Jack Whelan: Surviving Waldenström Macroglobulinemia Thanks to Research and Clinical Trials
I was diagnosed with Waldenström macroglobulinemia, a rare and incurable blood cancer, in 2007. After conventional treatments failed to improve my condition, I have been fortunate to have participated in five different clinical trials that have given me access to world-class care with novel cancer medicines that have allowed me to live a full and active life.
I learned recently that my disease has relapsed; however, I have faith that scientific advances will help me get through this challenge. In fact, as a result of such advances, the U.S. Food and Drug Administration (FDA) is currently reviewing a new targeted drug for the treatment of Waldenström, and others are under evaluation in clinical trials.

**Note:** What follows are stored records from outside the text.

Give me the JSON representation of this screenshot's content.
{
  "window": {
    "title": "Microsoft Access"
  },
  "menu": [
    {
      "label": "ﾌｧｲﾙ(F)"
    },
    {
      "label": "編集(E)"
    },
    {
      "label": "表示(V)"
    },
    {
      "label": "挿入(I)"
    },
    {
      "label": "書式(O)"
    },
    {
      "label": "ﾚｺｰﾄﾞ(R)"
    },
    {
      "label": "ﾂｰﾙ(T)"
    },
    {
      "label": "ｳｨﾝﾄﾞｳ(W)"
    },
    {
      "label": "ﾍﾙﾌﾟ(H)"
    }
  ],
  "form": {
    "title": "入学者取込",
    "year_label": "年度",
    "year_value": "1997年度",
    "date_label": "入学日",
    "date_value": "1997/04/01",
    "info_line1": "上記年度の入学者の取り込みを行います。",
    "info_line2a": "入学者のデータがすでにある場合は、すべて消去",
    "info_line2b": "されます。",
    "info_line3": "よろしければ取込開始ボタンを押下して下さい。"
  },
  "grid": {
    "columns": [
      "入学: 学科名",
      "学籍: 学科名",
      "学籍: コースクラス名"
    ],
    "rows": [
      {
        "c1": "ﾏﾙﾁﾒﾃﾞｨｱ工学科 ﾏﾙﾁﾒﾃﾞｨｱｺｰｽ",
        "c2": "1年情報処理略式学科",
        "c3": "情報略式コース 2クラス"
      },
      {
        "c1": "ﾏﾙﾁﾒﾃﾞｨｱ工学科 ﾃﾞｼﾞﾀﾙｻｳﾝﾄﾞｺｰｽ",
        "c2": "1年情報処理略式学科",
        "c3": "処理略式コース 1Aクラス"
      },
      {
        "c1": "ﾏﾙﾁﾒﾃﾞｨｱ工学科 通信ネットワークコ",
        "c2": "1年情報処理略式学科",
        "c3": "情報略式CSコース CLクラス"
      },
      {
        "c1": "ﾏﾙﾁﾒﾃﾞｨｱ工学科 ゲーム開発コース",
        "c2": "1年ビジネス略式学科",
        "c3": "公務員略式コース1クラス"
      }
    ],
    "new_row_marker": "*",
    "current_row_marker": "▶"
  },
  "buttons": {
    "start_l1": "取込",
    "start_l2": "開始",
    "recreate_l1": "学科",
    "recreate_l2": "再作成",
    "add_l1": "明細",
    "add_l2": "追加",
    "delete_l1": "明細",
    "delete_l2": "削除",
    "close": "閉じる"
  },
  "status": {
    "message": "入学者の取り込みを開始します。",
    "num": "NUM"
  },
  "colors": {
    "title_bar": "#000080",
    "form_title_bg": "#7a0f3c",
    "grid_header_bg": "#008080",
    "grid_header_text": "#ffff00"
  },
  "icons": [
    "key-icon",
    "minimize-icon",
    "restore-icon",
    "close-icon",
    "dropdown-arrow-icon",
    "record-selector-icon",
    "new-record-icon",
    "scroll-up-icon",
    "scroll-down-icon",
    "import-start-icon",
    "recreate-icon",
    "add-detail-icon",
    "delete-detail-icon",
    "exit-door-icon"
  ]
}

Shortly after my 58th birthday, I began to notice that my daily power walks from the train station to the office were becoming more difficult. My first thought was that I must be getting older, but I had also experienced a few nosebleeds and generally didn’t feel as strong as usual, so I scheduled an annual physical with my primary-care physician.
The regular battery of tests ordered by the doctor revealed high levels of protein in my blood, so he referred me to a hematologist-oncologist at my local hospital. After more tests, which included a bone marrow biopsy, I was diagnosed with Waldenström macroglobulinemia, also known as lymphoplasmacytic lymphoma. It is a rare type of non-Hodgkin lymphoma; only about 1500 people are diagnosed with it each year in the United States.
Because Waldenström is so rare, my local hematologist had never treated anyone with the disease. I asked her where she would choose to be treated if she were in my position, and she said an academic medical center. I chose the Dana-Farber Cancer Institute in Boston, which has a program for patients with Waldenström. It has been one of my best decisions ever: My medical team there has been absolutely amazing.
Patients with Waldenström who are not experiencing symptoms are often not treated immediately. However, as my disease was already symptomatic, I began treatment right away. Because there are no FDA-approved treatments for Waldenström, my doctors borrowed from the approved treatment arsenal for other types of lymphomas and leukemias. I started with plasmapheresis, a blood-filtering process designed to lower levels of the protein IgM [immunoglobulin M] in my blood (the abnormally high blood levels of IgM cause many of the symptoms of Waldenström, including the nosebleeds I was experiencing), and weekly infusions of a therapy called rituximab (Rituxan).
Unfortunately, my disease did not respond to these treatments – my blood IgM levels remained high and my bone marrow was still overrun with cancer cells. After researching my options, I decided that rather than pursue further traditional chemotherapies, I wanted to try more targeted therapies, which seemed to be safer and cause fewer toxic side effects. The only way to do this was through clinical trials. Being cared for at Dana-Farber, by oncologists who focus on research and who treat Waldenström patients, gave me this opportunity.
I participated in four early-phase clinical trials. The first three had only modest effects on my disease. However, the drug that I received through the fourth trial, panobinostat, worked beautifully – my blood IgM levels came down dramatically, and although my blood chemistry biomarkers never reached normal levels, they were stable. In November 2012, after 18 months on the trial, I had to stop taking panobinostat because it became too toxic for my body. My blood pressure skyrocketed, and the headaches I had been experiencing became intolerable.
My disease remained stable for 10 months, even with no treatment, but at the end of March (2014), I discovered that my disease had relapsed. Since this time, I have begun yet another clinical trial, a combination targeted therapy of carfilzomib, rituximab, and dexamethasone; although still early, we’re seeing an initial response that is very good.
My diagnosis led me to make some pretty compelling changes in my life. I retired from my work as an IT research analyst at an institutional investment firm and became involved in advocating for a different, more important, kind of research – cancer research.
I have confidence that the scientific advances made by cancer researchers will continue to increase the number of safer, more effective options for patients, including those with Waldenström. But unless more patients participate in clinical trials, these options might not become a reality for everyone. Given that my continued well-being owes so much to my participation in clinical trials, I have become a passionate advocate for them; it is vital that we educate everyone about their importance and dispel the myths and misconceptions surrounding them. They offer an unparalleled level of care.
The AACR was saddened to learn that Jack Whelan passed away on November 16, 2017. We are deeply grateful to Jack for sharing his experience with cancer in the AACR Cancer Progress Report 2014 and for his tireless efforts to support patients and caregivers and to advocate for increased funding for cancer research. We offer heartfelt condolences to his family and friends.